How is this profit taxed? According to Forbes, it is taxed as the options are exercised the same way that one would be taxed for any sort of compensation, at the hefty tax rate of 35%.

$1,500,000,000 in federal taxes

$500,000,000 in state taxes. That’s a hell of a lot of zeroes.

FIPO Countdown! T Minus… Reply

Mark Zuckerberg of Facebook

The WSJ is reporting that FIPO will hit. What is FIPO you ask? Just the grandaddy of all IPO’s coming to a NYSE/NASDAQ near you! But seriously, there will be Multi Billionairres minted this week, and anyone who has been watching the drama of the Facebook IPO story knows that this is going to be one of the hottest IPO’s in Wall Street History. How hot? Anywhere in between 50 Billion to 100 Billion in market capitalization. What was once an idea in a college student’s head, will soon be one of the largest companies on earth. Now, normal human beings cannot get in on the Facebook IPO bandwagon, but there are companies being traded on the NYSE and NASDAQ right now that have stakes in Facebook. What are there symbols? GSVC, and MSFT, come to mind, but there are more…

How will these companies benefit from a successfull Facebook IPO? This humble tech writer can only speculate, but watch the WSJ and Bloomberg next week for all the DOPE on FIPO.

(Full Disclosure, this author owns a few shares of GSVC)

Meet the Nexus, now for $99 1

The Galaxy Nexus A $299.00 Android smartphone on sale on Amazon for $99.

The Galaxy Nexus is considered, and rightly so, the premier android flagship smartphone. Samsung/Google’s Nexus comes equipped with the latest Ice Cream Sandwich operating system pre-installed, with none of that bloatware that weighs down other non nexus branded Android phones in the market. Also, in the smartphone world, big is in, and the Nexus certainly has that, sporting a 4.65 inch screen. As for hardware, the Nexus sports dual core processors with a gig of ram under the hood–I think this thing can handle angry birds….

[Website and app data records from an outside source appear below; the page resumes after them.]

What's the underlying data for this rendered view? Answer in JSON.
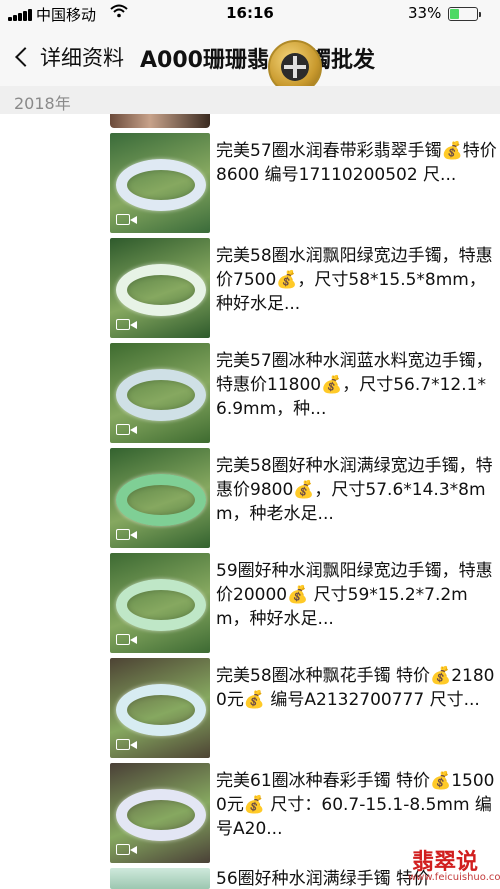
{
  "status": {
    "carrier": "中国移动",
    "time": "16:16",
    "battery": "33%",
    "battery_level": 0.33
  },
  "nav": {
    "back_label": "详细资料",
    "title": "A000珊珊翡",
    "title_tail": "镯批发"
  },
  "year": "2018年",
  "posts": [
    {
      "text": "完美57圈水润春带彩翡翠手镯💰特价8600 编号17110200502 尺...",
      "band": "#dfe9f3",
      "bg": "#3a6b3a"
    },
    {
      "text": "完美58圈水润飘阳绿宽边手镯，特惠价7500💰，尺寸58*15.5*8mm，种好水足...",
      "band": "#e7f3e6",
      "bg": "#2e5a2c"
    },
    {
      "text": "完美57圈冰种水润蓝水料宽边手镯，特惠价11800💰，尺寸56.7*12.1*6.9mm，种...",
      "band": "#cfe0e6",
      "bg": "#3e6b30"
    },
    {
      "text": "完美58圈好种水润满绿宽边手镯，特惠价9800💰，尺寸57.6*14.3*8mm，种老水足...",
      "band": "#7fcf95",
      "bg": "#33622f"
    },
    {
      "text": "59圈好种水润飘阳绿宽边手镯，特惠价20000💰 尺寸59*15.2*7.2mm，种好水足...",
      "band": "#bfe7c7",
      "bg": "#3d6a33"
    },
    {
      "text": "完美58圈冰种飘花手镯 特价💰21800元💰 编号A2132700777 尺寸...",
      "band": "#d7ecf2",
      "bg": "#4d4334"
    },
    {
      "text": "完美61圈冰种春彩手镯 特价💰15000元💰 尺寸：60.7-15.1-8.5mm 编号A20...",
      "band": "#e3e6f4",
      "bg": "#4a4037"
    }
  ],
  "next_post_partial": "56圈好种水润满绿手镯 特价",
  "watermark": {
    "brand": "翡翠说",
    "domain": "www.feicuishuo.com"
  }
}
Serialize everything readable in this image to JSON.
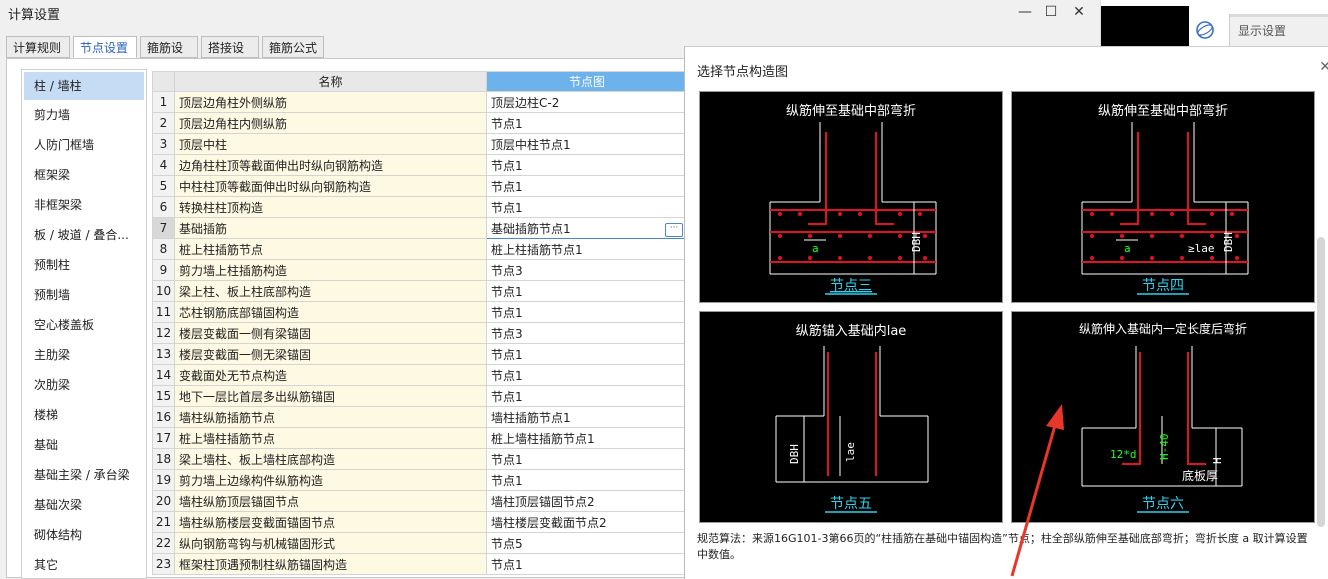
{
  "window": {
    "title": "计算设置"
  },
  "tabs": [
    "计算规则",
    "节点设置",
    "箍筋设置",
    "搭接设置",
    "箍筋公式"
  ],
  "left_items": [
    "柱 / 墙柱",
    "剪力墙",
    "人防门框墙",
    "框架梁",
    "非框架梁",
    "板 / 坡道 / 叠合...",
    "预制柱",
    "预制墙",
    "空心楼盖板",
    "主肋梁",
    "次肋梁",
    "楼梯",
    "基础",
    "基础主梁 / 承台梁",
    "基础次梁",
    "砌体结构",
    "其它"
  ],
  "grid": {
    "headers": {
      "name": "名称",
      "node": "节点图"
    },
    "rows": [
      {
        "idx": "1",
        "name": "顶层边角柱外侧纵筋",
        "value": "顶层边柱C-2"
      },
      {
        "idx": "2",
        "name": "顶层边角柱内侧纵筋",
        "value": "节点1"
      },
      {
        "idx": "3",
        "name": "顶层中柱",
        "value": "顶层中柱节点1"
      },
      {
        "idx": "4",
        "name": "边角柱柱顶等截面伸出时纵向钢筋构造",
        "value": "节点1"
      },
      {
        "idx": "5",
        "name": "中柱柱顶等截面伸出时纵向钢筋构造",
        "value": "节点1"
      },
      {
        "idx": "6",
        "name": "转换柱柱顶构造",
        "value": "节点1"
      },
      {
        "idx": "7",
        "name": "基础插筋",
        "value": "基础插筋节点1"
      },
      {
        "idx": "8",
        "name": "桩上柱插筋节点",
        "value": "桩上柱插筋节点1"
      },
      {
        "idx": "9",
        "name": "剪力墙上柱插筋构造",
        "value": "节点3"
      },
      {
        "idx": "10",
        "name": "梁上柱、板上柱底部构造",
        "value": "节点1"
      },
      {
        "idx": "11",
        "name": "芯柱钢筋底部锚固构造",
        "value": "节点1"
      },
      {
        "idx": "12",
        "name": "楼层变截面一侧有梁锚固",
        "value": "节点3"
      },
      {
        "idx": "13",
        "name": "楼层变截面一侧无梁锚固",
        "value": "节点1"
      },
      {
        "idx": "14",
        "name": "变截面处无节点构造",
        "value": "节点1"
      },
      {
        "idx": "15",
        "name": "地下一层比首层多出纵筋锚固",
        "value": "节点1"
      },
      {
        "idx": "16",
        "name": "墙柱纵筋插筋节点",
        "value": "墙柱插筋节点1"
      },
      {
        "idx": "17",
        "name": "桩上墙柱插筋节点",
        "value": "桩上墙柱插筋节点1"
      },
      {
        "idx": "18",
        "name": "梁上墙柱、板上墙柱底部构造",
        "value": "节点1"
      },
      {
        "idx": "19",
        "name": "剪力墙上边缘构件纵筋构造",
        "value": "节点1"
      },
      {
        "idx": "20",
        "name": "墙柱纵筋顶层锚固节点",
        "value": "墙柱顶层锚固节点2"
      },
      {
        "idx": "21",
        "name": "墙柱纵筋楼层变截面锚固节点",
        "value": "墙柱楼层变截面节点2"
      },
      {
        "idx": "22",
        "name": "纵向钢筋弯钩与机械锚固形式",
        "value": "节点5"
      },
      {
        "idx": "23",
        "name": "框架柱顶遇预制柱纵筋锚固构造",
        "value": "节点1"
      }
    ]
  },
  "dialog": {
    "title": "选择节点构造图",
    "panels": [
      {
        "top": "纵筋伸至基础中部弯折",
        "caption": "节点三",
        "dim_a": "a",
        "dim_h": "DBH"
      },
      {
        "top": "纵筋伸至基础中部弯折",
        "caption": "节点四",
        "dim_a": "a",
        "dim_h": "DBH",
        "dim_lae": "≥lae"
      },
      {
        "top": "纵筋锚入基础内lae",
        "caption": "节点五",
        "dim_h": "DBH",
        "dim_lae": "lae"
      },
      {
        "top": "纵筋伸入基础内一定长度后弯折",
        "caption": "节点六",
        "dim_12d": "12*d",
        "dim_h40": "H-40",
        "dim_h": "H",
        "bottom_label": "底板厚"
      }
    ],
    "description": "规范算法：来源16G101-3第66页的“柱插筋在基础中锚固构造”节点；柱全部纵筋伸至基础底部弯折；弯折长度 a 取计算设置中数值。"
  },
  "side": {
    "display_settings": "显示设置"
  },
  "colors": {
    "accent": "#2a62c0",
    "header_blue": "#6eb2ec",
    "rebar_red": "#e0141e",
    "annotation_red": "#e8372a"
  }
}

And if you are into video, the camera shoots in 1080 p high definition.

But mostly, it’s one of the baddest handsets on the market right now, and Amazon is giving it away at $200 off the list price for a two year contract. Get em while they’re hot.